Whenever a line below includes the string "title", show it.

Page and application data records
★ ★ ★ ★

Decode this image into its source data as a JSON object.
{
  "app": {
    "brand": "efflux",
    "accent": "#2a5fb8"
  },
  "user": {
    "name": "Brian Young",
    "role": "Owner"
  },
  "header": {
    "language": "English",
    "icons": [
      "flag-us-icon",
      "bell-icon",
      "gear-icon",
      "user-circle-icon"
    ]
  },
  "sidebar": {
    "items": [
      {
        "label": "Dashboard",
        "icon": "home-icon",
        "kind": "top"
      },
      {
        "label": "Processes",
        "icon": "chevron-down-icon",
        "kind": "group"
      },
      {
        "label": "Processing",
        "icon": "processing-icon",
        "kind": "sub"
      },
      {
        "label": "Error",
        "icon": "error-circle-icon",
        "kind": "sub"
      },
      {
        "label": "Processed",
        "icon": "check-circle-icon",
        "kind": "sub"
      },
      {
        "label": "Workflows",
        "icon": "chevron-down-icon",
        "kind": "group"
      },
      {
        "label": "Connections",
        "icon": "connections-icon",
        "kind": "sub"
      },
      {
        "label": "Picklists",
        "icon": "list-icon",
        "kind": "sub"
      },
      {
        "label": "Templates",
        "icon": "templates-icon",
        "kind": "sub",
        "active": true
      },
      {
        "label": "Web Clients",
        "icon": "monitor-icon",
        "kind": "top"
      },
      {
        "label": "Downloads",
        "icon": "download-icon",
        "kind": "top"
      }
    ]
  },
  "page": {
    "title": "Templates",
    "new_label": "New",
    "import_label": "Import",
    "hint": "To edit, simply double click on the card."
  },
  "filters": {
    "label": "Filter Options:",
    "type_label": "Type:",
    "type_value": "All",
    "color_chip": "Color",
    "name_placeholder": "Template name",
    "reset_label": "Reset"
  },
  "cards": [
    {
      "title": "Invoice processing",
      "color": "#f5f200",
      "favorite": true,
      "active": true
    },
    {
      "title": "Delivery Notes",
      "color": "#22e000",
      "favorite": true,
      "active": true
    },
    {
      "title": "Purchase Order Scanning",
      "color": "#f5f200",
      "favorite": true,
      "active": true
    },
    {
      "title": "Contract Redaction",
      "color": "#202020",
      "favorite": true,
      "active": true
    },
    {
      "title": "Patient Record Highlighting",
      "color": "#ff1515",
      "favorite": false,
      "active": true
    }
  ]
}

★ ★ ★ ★

■ Task output ■
    "title": "Templates",
      "title": "Invoice processing",
      "title": "Delivery Notes",
      "title": "Purchase Order Scanning",
      "title": "Contract Redaction",
      "title": "Patient Record Highlighting",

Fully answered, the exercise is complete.